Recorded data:
++++++++++++++++++++

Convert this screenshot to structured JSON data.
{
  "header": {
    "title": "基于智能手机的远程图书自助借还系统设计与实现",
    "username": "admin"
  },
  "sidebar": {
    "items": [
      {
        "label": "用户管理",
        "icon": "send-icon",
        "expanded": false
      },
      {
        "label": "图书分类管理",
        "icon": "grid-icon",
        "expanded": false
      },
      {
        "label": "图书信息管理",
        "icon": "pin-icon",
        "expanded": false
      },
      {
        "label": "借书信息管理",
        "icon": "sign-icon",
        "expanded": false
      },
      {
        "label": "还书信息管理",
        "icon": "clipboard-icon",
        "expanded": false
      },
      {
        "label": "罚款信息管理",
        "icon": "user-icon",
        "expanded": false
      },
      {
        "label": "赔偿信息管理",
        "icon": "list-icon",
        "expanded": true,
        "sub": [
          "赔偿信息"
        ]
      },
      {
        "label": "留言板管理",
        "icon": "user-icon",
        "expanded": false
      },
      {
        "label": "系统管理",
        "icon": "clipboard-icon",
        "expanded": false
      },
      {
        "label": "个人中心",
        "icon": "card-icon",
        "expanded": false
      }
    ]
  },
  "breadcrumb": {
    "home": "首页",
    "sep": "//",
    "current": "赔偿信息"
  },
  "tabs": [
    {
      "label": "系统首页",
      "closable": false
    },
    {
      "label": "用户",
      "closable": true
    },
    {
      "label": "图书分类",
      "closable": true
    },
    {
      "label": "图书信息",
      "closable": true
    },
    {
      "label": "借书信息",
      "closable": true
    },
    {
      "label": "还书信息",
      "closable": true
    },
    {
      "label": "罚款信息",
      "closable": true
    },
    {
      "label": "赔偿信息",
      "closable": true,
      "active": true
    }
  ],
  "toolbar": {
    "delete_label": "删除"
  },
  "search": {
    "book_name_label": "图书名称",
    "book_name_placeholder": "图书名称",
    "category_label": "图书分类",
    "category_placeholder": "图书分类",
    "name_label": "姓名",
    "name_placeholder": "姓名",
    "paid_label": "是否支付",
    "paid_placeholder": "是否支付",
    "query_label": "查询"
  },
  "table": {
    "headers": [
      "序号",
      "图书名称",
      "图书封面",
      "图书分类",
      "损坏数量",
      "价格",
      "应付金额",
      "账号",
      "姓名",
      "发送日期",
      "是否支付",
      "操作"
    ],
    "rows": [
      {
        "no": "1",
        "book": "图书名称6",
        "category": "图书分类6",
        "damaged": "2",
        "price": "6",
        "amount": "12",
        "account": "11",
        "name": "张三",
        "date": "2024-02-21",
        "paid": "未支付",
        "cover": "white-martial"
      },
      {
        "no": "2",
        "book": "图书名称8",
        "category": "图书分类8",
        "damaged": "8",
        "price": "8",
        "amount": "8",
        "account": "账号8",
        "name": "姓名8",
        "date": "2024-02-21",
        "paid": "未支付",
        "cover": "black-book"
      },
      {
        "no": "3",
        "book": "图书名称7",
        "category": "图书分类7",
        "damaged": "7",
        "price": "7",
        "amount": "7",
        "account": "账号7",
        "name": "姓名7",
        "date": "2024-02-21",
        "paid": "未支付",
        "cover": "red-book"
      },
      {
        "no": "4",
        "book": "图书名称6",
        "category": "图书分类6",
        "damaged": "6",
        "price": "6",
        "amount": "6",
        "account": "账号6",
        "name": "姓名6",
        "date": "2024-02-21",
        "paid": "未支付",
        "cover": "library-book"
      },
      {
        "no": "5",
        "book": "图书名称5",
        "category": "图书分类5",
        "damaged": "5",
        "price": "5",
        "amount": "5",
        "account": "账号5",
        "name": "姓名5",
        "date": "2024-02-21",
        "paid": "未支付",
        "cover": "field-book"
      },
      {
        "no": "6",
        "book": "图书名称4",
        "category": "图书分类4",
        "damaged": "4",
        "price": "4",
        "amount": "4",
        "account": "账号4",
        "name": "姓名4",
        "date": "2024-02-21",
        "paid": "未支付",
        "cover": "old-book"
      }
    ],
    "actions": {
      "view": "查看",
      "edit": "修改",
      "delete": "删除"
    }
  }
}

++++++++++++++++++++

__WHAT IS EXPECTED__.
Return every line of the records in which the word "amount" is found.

__OUTPUT FOR THIS TASK__.
        "amount": "12",
        "amount": "8",
        "amount": "7",
        "amount": "6",
        "amount": "5",
        "amount": "4",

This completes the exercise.